The article’s authors noted that combatting the COVID-19 pandemic gained a huge boost after developing the vaccine. However, they noted that the success of the vaccination drive will depend on the willingness of the people to take the shot. The authors noted that historical vaccination accounts do not favor the black community going for the shot, although it has been impacted by the pandemic more than any other community in America. The authors investigated how trust and sources of information on the vaccine impaired people from going for vaccination.

The source is relevant to my project because it is apparent from the findings that sources of information on the vaccine deter the willingness of the people to accept the vaccine and are highest among African Americans compared to other communities. This implies that vaccine a lack of trust in the vaccines and the sources of information on the vaccines.

References

Dubé, È. Ward, J. K., Verger, P., & MacDonald, N. E. (2021). Vaccine hesitancy, acceptance, and anti-vaccination: trends and prospects for public health. Annu Rev Public Health, 42(1), 175–91.

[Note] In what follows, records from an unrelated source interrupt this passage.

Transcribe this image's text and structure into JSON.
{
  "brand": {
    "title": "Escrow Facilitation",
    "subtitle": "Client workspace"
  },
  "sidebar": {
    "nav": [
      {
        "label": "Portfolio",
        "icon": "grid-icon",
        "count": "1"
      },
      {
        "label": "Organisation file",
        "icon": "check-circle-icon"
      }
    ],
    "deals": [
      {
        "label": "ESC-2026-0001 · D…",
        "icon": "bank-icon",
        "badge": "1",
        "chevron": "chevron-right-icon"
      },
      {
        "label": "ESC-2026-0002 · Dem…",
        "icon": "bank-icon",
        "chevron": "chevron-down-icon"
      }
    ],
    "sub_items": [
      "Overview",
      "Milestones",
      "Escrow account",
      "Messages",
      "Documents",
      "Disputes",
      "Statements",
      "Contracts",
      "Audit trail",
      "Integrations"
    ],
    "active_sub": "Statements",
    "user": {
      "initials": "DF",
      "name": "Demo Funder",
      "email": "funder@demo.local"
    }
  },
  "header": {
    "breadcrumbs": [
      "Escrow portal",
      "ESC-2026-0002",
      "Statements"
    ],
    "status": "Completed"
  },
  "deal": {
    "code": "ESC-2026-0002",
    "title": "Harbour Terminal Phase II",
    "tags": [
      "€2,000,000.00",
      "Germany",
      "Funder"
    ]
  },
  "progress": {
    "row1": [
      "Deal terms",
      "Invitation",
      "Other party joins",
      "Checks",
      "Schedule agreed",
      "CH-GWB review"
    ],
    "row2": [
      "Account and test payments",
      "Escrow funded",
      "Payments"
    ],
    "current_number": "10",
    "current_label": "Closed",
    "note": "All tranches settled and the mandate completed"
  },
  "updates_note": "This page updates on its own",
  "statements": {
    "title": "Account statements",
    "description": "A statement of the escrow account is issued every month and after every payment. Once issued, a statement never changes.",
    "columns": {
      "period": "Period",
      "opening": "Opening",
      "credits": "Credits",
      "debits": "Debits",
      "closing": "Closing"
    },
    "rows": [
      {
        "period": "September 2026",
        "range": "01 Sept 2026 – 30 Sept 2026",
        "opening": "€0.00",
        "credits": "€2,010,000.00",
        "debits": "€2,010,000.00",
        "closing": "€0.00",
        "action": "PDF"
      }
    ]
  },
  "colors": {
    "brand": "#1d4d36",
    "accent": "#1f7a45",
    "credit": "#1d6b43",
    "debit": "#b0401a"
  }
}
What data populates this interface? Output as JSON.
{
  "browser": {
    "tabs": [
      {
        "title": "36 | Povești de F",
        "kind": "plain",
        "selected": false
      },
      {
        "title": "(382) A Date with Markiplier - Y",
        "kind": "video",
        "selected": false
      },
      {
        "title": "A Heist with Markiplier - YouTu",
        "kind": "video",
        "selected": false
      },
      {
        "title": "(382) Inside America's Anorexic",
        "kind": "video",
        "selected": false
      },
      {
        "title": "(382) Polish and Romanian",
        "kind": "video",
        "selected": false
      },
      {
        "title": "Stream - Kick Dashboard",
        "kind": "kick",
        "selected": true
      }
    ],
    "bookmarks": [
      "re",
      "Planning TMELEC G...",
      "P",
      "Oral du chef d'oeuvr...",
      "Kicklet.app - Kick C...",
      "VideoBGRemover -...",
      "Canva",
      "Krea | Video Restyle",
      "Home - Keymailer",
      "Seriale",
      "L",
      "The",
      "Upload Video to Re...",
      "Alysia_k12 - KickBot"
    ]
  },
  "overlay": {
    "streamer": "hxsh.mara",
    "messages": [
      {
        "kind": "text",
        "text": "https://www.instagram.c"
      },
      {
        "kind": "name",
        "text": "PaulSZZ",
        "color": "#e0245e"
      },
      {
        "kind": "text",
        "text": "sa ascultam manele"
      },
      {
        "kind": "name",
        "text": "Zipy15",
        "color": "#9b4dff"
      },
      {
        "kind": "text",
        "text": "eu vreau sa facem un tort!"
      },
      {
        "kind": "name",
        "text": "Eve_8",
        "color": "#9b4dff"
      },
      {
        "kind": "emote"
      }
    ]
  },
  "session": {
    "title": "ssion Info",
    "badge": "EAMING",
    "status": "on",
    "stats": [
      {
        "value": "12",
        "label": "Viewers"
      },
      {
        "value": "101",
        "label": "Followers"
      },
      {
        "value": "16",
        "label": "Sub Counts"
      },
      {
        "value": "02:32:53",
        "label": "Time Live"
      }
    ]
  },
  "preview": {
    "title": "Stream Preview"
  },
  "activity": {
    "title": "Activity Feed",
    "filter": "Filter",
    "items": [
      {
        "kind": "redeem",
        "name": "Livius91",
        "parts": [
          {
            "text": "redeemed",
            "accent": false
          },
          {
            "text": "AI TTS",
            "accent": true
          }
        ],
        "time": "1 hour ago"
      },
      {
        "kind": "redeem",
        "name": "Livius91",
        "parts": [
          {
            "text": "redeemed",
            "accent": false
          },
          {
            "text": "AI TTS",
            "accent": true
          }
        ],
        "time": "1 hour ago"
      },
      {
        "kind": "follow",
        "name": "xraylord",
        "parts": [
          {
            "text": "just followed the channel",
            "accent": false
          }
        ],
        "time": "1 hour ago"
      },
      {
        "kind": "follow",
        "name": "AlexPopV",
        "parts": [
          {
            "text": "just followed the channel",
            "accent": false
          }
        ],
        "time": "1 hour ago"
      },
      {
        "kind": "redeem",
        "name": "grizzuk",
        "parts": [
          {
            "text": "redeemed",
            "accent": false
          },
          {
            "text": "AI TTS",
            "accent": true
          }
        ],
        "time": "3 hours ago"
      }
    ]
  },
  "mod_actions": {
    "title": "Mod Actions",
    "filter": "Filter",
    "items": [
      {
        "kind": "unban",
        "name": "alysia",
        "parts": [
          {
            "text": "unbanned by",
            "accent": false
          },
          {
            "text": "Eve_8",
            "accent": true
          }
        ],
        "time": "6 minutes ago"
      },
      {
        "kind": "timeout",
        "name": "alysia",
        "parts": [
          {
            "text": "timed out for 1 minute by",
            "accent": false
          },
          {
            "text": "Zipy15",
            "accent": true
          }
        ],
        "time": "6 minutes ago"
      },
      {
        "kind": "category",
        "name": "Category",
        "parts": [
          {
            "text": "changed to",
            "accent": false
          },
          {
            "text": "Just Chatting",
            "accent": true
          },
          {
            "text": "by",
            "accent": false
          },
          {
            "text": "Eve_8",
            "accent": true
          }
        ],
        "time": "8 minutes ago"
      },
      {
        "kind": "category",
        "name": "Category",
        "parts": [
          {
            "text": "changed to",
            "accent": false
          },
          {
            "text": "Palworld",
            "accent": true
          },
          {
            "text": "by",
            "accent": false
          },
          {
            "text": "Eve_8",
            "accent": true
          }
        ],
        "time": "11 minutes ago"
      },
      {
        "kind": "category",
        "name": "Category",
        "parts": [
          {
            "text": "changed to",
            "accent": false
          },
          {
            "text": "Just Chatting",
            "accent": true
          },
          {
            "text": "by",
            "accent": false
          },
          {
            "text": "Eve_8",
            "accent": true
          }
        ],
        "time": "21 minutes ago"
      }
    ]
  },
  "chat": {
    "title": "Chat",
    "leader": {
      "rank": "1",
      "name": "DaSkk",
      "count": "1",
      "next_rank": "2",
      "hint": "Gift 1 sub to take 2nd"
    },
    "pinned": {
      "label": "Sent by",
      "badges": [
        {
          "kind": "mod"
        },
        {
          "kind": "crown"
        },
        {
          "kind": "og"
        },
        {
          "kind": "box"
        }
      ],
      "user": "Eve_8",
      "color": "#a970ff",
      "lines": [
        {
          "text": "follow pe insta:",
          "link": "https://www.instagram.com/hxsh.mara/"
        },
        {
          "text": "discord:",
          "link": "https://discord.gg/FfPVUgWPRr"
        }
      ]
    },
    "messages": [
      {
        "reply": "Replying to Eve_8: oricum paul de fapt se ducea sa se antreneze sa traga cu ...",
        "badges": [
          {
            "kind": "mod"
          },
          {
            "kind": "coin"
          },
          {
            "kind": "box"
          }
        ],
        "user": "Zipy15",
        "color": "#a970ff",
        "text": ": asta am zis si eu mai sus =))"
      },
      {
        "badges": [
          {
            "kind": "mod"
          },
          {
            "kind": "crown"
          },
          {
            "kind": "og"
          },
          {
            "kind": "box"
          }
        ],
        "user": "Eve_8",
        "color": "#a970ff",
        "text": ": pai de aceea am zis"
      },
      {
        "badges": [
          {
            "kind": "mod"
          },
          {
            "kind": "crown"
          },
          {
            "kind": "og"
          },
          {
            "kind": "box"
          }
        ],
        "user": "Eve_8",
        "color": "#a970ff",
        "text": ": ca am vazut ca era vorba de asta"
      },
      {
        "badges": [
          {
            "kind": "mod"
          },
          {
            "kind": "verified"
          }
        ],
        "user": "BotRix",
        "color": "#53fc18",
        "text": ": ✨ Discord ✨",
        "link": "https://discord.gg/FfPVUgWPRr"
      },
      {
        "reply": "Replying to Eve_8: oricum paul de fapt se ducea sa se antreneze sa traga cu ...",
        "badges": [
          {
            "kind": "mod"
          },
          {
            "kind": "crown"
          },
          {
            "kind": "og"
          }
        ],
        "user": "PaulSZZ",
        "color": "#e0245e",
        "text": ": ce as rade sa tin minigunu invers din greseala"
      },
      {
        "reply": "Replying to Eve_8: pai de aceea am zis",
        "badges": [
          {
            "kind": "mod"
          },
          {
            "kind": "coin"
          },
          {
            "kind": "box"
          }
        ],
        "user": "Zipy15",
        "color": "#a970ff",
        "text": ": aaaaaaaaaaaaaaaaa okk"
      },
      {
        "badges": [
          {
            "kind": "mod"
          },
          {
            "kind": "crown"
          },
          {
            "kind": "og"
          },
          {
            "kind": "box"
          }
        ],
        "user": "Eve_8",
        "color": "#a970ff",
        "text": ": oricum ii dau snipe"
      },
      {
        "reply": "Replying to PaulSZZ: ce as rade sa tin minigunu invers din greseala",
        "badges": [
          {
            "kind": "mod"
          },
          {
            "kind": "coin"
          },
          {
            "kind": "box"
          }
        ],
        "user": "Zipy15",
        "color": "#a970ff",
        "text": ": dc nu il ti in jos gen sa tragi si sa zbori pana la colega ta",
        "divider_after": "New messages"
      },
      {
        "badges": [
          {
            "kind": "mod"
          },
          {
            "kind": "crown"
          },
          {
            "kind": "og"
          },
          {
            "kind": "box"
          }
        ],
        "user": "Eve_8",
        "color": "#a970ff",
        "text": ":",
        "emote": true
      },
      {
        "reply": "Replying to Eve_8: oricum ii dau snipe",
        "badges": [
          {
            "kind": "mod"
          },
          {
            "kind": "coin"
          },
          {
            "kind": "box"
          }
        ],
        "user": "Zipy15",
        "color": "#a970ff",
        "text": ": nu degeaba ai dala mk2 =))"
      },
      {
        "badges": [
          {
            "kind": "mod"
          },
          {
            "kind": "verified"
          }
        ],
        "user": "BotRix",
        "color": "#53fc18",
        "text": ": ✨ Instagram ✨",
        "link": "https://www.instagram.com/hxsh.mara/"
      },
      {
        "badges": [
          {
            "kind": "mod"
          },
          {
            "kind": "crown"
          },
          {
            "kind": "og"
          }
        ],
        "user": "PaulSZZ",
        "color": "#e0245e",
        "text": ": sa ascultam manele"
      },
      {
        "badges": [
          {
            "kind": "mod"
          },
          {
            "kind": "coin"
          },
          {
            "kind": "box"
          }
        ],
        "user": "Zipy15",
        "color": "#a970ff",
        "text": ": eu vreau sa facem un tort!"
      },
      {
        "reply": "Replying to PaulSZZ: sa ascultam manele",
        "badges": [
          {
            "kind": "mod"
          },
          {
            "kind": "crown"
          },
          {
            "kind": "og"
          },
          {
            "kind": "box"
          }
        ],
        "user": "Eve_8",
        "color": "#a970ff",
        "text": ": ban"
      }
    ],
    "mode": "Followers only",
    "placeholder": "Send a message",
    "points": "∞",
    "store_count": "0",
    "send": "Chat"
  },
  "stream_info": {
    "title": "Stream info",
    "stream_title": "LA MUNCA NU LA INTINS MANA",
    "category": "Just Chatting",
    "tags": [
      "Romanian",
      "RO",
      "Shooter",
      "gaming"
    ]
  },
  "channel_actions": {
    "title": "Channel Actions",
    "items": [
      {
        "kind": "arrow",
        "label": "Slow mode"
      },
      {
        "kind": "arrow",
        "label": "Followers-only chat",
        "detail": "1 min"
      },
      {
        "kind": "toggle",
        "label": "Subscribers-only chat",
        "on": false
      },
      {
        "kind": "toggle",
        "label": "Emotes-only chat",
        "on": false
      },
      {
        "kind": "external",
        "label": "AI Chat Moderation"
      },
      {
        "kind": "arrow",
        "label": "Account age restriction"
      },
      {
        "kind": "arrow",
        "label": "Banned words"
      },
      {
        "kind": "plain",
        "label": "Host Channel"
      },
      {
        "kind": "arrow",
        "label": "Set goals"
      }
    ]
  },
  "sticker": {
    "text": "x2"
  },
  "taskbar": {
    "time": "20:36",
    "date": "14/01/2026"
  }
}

Jamison, A. M., Quinn, S. C., & Freimuth, V. S. (2019). “You do not trust a government vaccine”: Narratives of institutional trust and influenza vaccination among African American and white adults. Social Science & Medicine, pp. 221, 87–94.

Laurencin, C.T. (2021). Addressing Justified Vaccine Hesitancy in the Black Community. J. Racial and Ethnic Health Disparities 8, 543–546. https://doi.org/10.1007/s40615-021-01025-4

Moore, J. X., Gilbert, K. L., Lively, K. L., Laurent, C., Chawla, R., Li, C., … & Ledford, C. J. (2021). Correlates of COVID-19 vaccine hesitancy among a community sample of African Americans living in the Southern United States. Vaccines, 9(8), 879.

Okoro, O., Kennedy, J., Simmons, G., Vosen, E. C., Allen, K., Singer, D., & Roberts, R. (2021). Exploring the scope and dimensions of vaccine hesitancy and resistance to enhance COVID-19 vaccination in Black communities. Journal of Racial and Ethnic Health Disparities, pp. 1–14.

Quinn, S. C., Hilyard, K. M., Jamison, A. M., Ann, J., Hancock, G. R., Musa, D., & Freimuth, V. S. (2017). The influence of social norms on flu vaccination among African American and White adults. Health education research, 32(6), 473–486.

Wagner, C. E., Prentice, J. A., Saad-Roy, C. M., Yang, L., Grenfell, B. T., Levin, S. A., & Laxminarayan, R. (2020). Economic and behavioral influencers of vaccination and antimicrobial use. Frontiers in Public Health, pp. 8, 975.

Woko, C., Siegel, L., & Hornik, R. (2020). An investigation of low COVID-19 vaccination intentions among Black Americans: The role of behavioral beliefs and trust in COVID-19 information sources. Journal of Health Communication, 25(10), 819-826.